* TASK TO CARRY OUT
What lines below contain the word "folder"? Please pull each one out.

* PROVIDED DATA

•••

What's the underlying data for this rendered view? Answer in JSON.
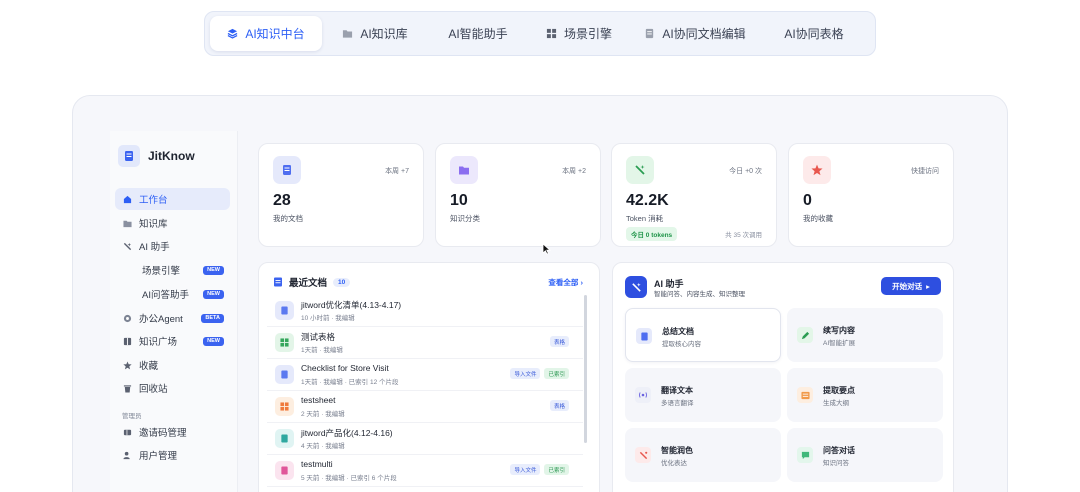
{
  "top_tabs": [
    {
      "label": "AI知识中台",
      "icon": "layers-icon",
      "active": true
    },
    {
      "label": "AI知识库",
      "icon": "folder-icon",
      "active": false
    },
    {
      "label": "AI智能助手",
      "icon": "",
      "active": false
    },
    {
      "label": "场景引擎",
      "icon": "grid-icon",
      "active": false
    },
    {
      "label": "AI协同文档编辑",
      "icon": "document-icon",
      "active": false
    },
    {
      "label": "AI协同表格",
      "icon": "",
      "active": false
    }
  ],
  "sidebar": {
    "brand": "JitKnow",
    "items": [
      {
        "label": "工作台",
        "icon": "home-icon",
        "active": true
      },
      {
        "label": "知识库",
        "icon": "folder-icon"
      },
      {
        "label": "AI 助手",
        "icon": "wand-icon"
      },
      {
        "label": "场景引擎",
        "badge": "NEW",
        "sub": true
      },
      {
        "label": "AI问答助手",
        "badge": "NEW",
        "sub": true
      },
      {
        "label": "办公Agent",
        "icon": "agent-icon",
        "badge": "BETA"
      },
      {
        "label": "知识广场",
        "icon": "book-icon",
        "badge": "NEW"
      },
      {
        "label": "收藏",
        "icon": "star-icon"
      },
      {
        "label": "回收站",
        "icon": "trash-icon"
      }
    ],
    "admin_group": "管理员",
    "admin_items": [
      {
        "label": "邀请码管理",
        "icon": "ticket-icon"
      },
      {
        "label": "用户管理",
        "icon": "users-icon"
      }
    ]
  },
  "stats": [
    {
      "value": "28",
      "label": "我的文档",
      "tag": "本周 +7",
      "icon": "document-icon"
    },
    {
      "value": "10",
      "label": "知识分类",
      "tag": "本周 +2",
      "icon": "folder-icon"
    },
    {
      "value": "42.2K",
      "label": "Token 消耗",
      "tag": "今日 +0 次",
      "icon": "wand-icon",
      "pill": "今日 0 tokens",
      "sub": "共 35 次调用"
    },
    {
      "value": "0",
      "label": "我的收藏",
      "tag": "快捷访问",
      "icon": "star-icon"
    }
  ],
  "recent": {
    "title": "最近文档",
    "count": "10",
    "view_all": "查看全部",
    "docs": [
      {
        "title": "jitword优化清单(4.13-4.17)",
        "meta": "10 小时前 · 我编辑",
        "tags": [],
        "icon": "document-icon"
      },
      {
        "title": "测试表格",
        "meta": "1天前 · 我编辑",
        "tags": [
          {
            "text": "表格",
            "color": "blue"
          }
        ],
        "icon": "sheet-icon"
      },
      {
        "title": "Checklist for Store Visit",
        "meta": "1天前 · 我编辑 · 已索引 12 个片段",
        "tags": [
          {
            "text": "导入文件",
            "color": "blue"
          },
          {
            "text": "已索引",
            "color": "green"
          }
        ],
        "icon": "document-icon"
      },
      {
        "title": "testsheet",
        "meta": "2 天前 · 我编辑",
        "tags": [
          {
            "text": "表格",
            "color": "blue"
          }
        ],
        "icon": "sheet-icon"
      },
      {
        "title": "jitword产品化(4.12-4.16)",
        "meta": "4 天前 · 我编辑",
        "tags": [],
        "icon": "document-icon"
      },
      {
        "title": "testmulti",
        "meta": "5 天前 · 我编辑 · 已索引 6 个片段",
        "tags": [
          {
            "text": "导入文件",
            "color": "blue"
          },
          {
            "text": "已索引",
            "color": "green"
          }
        ],
        "icon": "document-icon"
      }
    ]
  },
  "ai": {
    "title": "AI 助手",
    "subtitle": "智能问答、内容生成、知识整理",
    "start_button": "开始对话",
    "tiles": [
      {
        "title": "总结文档",
        "sub": "提取核心内容",
        "icon": "summary-icon"
      },
      {
        "title": "续写内容",
        "sub": "AI智能扩展",
        "icon": "pen-icon"
      },
      {
        "title": "翻译文本",
        "sub": "多语言翻译",
        "icon": "translate-icon"
      },
      {
        "title": "提取要点",
        "sub": "生成大纲",
        "icon": "list-icon"
      },
      {
        "title": "智能润色",
        "sub": "优化表达",
        "icon": "polish-icon"
      },
      {
        "title": "问答对话",
        "sub": "知识问答",
        "icon": "chat-icon"
      }
    ]
  },
  "colors": {
    "accent": "#2d5ff5",
    "button": "#2e4fe0",
    "badge_new": "#3b63f0",
    "success": "#23934b"
  }
}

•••

* ANSWER BELOW
      "icon": "folder-icon",
        "icon": "folder-icon"
      "icon": "folder-icon"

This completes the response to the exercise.